__Exercise input__
==================================================

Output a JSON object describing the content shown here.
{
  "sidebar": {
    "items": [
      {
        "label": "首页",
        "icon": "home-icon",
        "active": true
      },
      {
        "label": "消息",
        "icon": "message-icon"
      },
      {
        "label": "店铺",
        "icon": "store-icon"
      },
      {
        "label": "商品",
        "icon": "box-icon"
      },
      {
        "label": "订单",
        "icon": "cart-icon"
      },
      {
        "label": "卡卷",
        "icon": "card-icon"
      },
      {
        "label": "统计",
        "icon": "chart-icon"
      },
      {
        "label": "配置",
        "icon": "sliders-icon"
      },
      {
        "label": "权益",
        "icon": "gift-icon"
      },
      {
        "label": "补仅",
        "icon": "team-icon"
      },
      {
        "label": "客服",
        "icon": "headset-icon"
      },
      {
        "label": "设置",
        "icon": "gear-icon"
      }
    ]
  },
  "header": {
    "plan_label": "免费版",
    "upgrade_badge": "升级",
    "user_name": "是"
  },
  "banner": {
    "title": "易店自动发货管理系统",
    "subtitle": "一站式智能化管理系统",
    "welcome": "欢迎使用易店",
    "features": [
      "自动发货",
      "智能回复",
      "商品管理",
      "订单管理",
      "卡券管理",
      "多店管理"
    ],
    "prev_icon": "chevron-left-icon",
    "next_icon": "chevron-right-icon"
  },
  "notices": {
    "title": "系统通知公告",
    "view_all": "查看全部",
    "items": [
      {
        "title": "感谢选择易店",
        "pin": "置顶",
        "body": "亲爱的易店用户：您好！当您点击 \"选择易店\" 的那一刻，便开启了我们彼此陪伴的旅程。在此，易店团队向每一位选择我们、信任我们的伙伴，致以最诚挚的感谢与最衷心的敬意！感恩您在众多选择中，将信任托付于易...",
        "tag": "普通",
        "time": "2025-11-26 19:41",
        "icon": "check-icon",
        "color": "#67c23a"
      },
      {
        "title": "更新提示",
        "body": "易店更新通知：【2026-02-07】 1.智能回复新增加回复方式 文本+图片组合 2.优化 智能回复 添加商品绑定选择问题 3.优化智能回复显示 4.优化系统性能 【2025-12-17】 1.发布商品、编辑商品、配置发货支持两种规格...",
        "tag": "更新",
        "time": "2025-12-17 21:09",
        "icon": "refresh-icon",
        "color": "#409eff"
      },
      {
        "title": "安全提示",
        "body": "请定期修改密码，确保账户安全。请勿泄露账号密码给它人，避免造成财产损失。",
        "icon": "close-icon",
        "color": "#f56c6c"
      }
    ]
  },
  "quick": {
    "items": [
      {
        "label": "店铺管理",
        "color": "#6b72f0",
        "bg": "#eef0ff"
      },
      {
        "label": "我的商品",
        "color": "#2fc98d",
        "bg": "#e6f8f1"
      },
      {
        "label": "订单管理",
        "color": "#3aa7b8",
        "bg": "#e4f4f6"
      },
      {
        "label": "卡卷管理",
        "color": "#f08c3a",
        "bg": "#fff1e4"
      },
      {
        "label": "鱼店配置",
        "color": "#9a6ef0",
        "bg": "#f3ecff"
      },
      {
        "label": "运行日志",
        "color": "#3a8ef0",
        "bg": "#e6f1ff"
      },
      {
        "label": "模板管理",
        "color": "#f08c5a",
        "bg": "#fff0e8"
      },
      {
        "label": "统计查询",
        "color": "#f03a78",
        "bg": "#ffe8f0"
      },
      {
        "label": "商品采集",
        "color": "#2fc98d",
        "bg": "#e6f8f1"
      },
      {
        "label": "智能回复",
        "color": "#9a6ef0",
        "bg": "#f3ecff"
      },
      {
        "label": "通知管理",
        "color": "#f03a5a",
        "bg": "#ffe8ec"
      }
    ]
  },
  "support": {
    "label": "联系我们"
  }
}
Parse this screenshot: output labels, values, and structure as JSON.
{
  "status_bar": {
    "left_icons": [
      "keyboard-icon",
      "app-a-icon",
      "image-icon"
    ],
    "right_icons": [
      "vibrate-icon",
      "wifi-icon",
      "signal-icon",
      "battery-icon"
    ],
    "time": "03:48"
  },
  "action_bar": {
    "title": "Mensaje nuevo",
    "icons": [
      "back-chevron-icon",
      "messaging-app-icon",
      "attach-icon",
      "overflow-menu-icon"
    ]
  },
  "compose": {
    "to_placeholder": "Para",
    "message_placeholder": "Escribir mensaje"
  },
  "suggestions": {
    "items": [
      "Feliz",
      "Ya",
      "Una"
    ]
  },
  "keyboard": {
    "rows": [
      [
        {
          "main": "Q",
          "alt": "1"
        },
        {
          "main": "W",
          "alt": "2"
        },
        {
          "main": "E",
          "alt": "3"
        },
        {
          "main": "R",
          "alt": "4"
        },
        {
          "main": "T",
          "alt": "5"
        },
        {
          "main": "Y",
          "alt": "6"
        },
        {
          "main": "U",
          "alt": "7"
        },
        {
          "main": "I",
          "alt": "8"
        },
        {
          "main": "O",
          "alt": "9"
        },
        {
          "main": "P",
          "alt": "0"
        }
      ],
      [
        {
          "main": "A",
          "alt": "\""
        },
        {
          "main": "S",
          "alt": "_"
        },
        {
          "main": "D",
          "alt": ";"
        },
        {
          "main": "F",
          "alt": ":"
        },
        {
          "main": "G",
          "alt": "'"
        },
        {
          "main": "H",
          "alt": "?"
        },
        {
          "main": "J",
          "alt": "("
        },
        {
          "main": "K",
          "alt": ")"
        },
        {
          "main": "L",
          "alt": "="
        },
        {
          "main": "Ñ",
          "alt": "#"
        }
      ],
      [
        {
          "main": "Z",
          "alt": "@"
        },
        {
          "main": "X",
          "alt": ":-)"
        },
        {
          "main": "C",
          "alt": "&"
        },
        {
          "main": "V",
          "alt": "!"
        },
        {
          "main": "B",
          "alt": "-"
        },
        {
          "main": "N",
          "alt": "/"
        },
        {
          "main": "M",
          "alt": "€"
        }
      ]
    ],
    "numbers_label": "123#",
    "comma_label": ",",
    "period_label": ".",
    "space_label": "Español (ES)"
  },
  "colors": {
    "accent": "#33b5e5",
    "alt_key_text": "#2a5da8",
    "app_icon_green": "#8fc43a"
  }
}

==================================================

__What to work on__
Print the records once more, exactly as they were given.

__Answer for the task__
Output a JSON object describing the content shown here.
{
  "sidebar": {
    "items": [
      {
        "label": "首页",
        "icon": "home-icon",
        "active": true
      },
      {
        "label": "消息",
        "icon": "message-icon"
      },
      {
        "label": "店铺",
        "icon": "store-icon"
      },
      {
        "label": "商品",
        "icon": "box-icon"
      },
      {
        "label": "订单",
        "icon": "cart-icon"
      },
      {
        "label": "卡卷",
        "icon": "card-icon"
      },
      {
        "label": "统计",
        "icon": "chart-icon"
      },
      {
        "label": "配置",
        "icon": "sliders-icon"
      },
      {
        "label": "权益",
        "icon": "gift-icon"
      },
      {
        "label": "补仅",
        "icon": "team-icon"
      },
      {
        "label": "客服",
        "icon": "headset-icon"
      },
      {
        "label": "设置",
        "icon": "gear-icon"
      }
    ]
  },
  "header": {
    "plan_label": "免费版",
    "upgrade_badge": "升级",
    "user_name": "是"
  },
  "banner": {
    "title": "易店自动发货管理系统",
    "subtitle": "一站式智能化管理系统",
    "welcome": "欢迎使用易店",
    "features": [
      "自动发货",
      "智能回复",
      "商品管理",
      "订单管理",
      "卡券管理",
      "多店管理"
    ],
    "prev_icon": "chevron-left-icon",
    "next_icon": "chevron-right-icon"
  },
  "notices": {
    "title": "系统通知公告",
    "view_all": "查看全部",
    "items": [
      {
        "title": "感谢选择易店",
        "pin": "置顶",
        "body": "亲爱的易店用户：您好！当您点击 \"选择易店\" 的那一刻，便开启了我们彼此陪伴的旅程。在此，易店团队向每一位选择我们、信任我们的伙伴，致以最诚挚的感谢与最衷心的敬意！感恩您在众多选择中，将信任托付于易...",
        "tag": "普通",
        "time": "2025-11-26 19:41",
        "icon": "check-icon",
        "color": "#67c23a"
      },
      {
        "title": "更新提示",
        "body": "易店更新通知：【2026-02-07】 1.智能回复新增加回复方式 文本+图片组合 2.优化 智能回复 添加商品绑定选择问题 3.优化智能回复显示 4.优化系统性能 【2025-12-17】 1.发布商品、编辑商品、配置发货支持两种规格...",
        "tag": "更新",
        "time": "2025-12-17 21:09",
        "icon": "refresh-icon",
        "color": "#409eff"
      },
      {
        "title": "安全提示",
        "body": "请定期修改密码，确保账户安全。请勿泄露账号密码给它人，避免造成财产损失。",
        "icon": "close-icon",
        "color": "#f56c6c"
      }
    ]
  },
  "quick": {
    "items": [
      {
        "label": "店铺管理",
        "color": "#6b72f0",
        "bg": "#eef0ff"
      },
      {
        "label": "我的商品",
        "color": "#2fc98d",
        "bg": "#e6f8f1"
      },
      {
        "label": "订单管理",
        "color": "#3aa7b8",
        "bg": "#e4f4f6"
      },
      {
        "label": "卡卷管理",
        "color": "#f08c3a",
        "bg": "#fff1e4"
      },
      {
        "label": "鱼店配置",
        "color": "#9a6ef0",
        "bg": "#f3ecff"
      },
      {
        "label": "运行日志",
        "color": "#3a8ef0",
        "bg": "#e6f1ff"
      },
      {
        "label": "模板管理",
        "color": "#f08c5a",
        "bg": "#fff0e8"
      },
      {
        "label": "统计查询",
        "color": "#f03a78",
        "bg": "#ffe8f0"
      },
      {
        "label": "商品采集",
        "color": "#2fc98d",
        "bg": "#e6f8f1"
      },
      {
        "label": "智能回复",
        "color": "#9a6ef0",
        "bg": "#f3ecff"
      },
      {
        "label": "通知管理",
        "color": "#f03a5a",
        "bg": "#ffe8ec"
      }
    ]
  },
  "support": {
    "label": "联系我们"
  }
}
Parse this screenshot: output labels, values, and structure as JSON.
{
  "status_bar": {
    "left_icons": [
      "keyboard-icon",
      "app-a-icon",
      "image-icon"
    ],
    "right_icons": [
      "vibrate-icon",
      "wifi-icon",
      "signal-icon",
      "battery-icon"
    ],
    "time": "03:48"
  },
  "action_bar": {
    "title": "Mensaje nuevo",
    "icons": [
      "back-chevron-icon",
      "messaging-app-icon",
      "attach-icon",
      "overflow-menu-icon"
    ]
  },
  "compose": {
    "to_placeholder": "Para",
    "message_placeholder": "Escribir mensaje"
  },
  "suggestions": {
    "items": [
      "Feliz",
      "Ya",
      "Una"
    ]
  },
  "keyboard": {
    "rows": [
      [
        {
          "main": "Q",
          "alt": "1"
        },
        {
          "main": "W",
          "alt": "2"
        },
        {
          "main": "E",
          "alt": "3"
        },
        {
          "main": "R",
          "alt": "4"
        },
        {
          "main": "T",
          "alt": "5"
        },
        {
          "main": "Y",
          "alt": "6"
        },
        {
          "main": "U",
          "alt": "7"
        },
        {
          "main": "I",
          "alt": "8"
        },
        {
          "main": "O",
          "alt": "9"
        },
        {
          "main": "P",
          "alt": "0"
        }
      ],
      [
        {
          "main": "A",
          "alt": "\""
        },
        {
          "main": "S",
          "alt": "_"
        },
        {
          "main": "D",
          "alt": ";"
        },
        {
          "main": "F",
          "alt": ":"
        },
        {
          "main": "G",
          "alt": "'"
        },
        {
          "main": "H",
          "alt": "?"
        },
        {
          "main": "J",
          "alt": "("
        },
        {
          "main": "K",
          "alt": ")"
        },
        {
          "main": "L",
          "alt": "="
        },
        {
          "main": "Ñ",
          "alt": "#"
        }
      ],
      [
        {
          "main": "Z",
          "alt": "@"
        },
        {
          "main": "X",
          "alt": ":-)"
        },
        {
          "main": "C",
          "alt": "&"
        },
        {
          "main": "V",
          "alt": "!"
        },
        {
          "main": "B",
          "alt": "-"
        },
        {
          "main": "N",
          "alt": "/"
        },
        {
          "main": "M",
          "alt": "€"
        }
      ]
    ],
    "numbers_label": "123#",
    "comma_label": ",",
    "period_label": ".",
    "space_label": "Español (ES)"
  },
  "colors": {
    "accent": "#33b5e5",
    "alt_key_text": "#2a5da8",
    "app_icon_green": "#8fc43a"
  }
}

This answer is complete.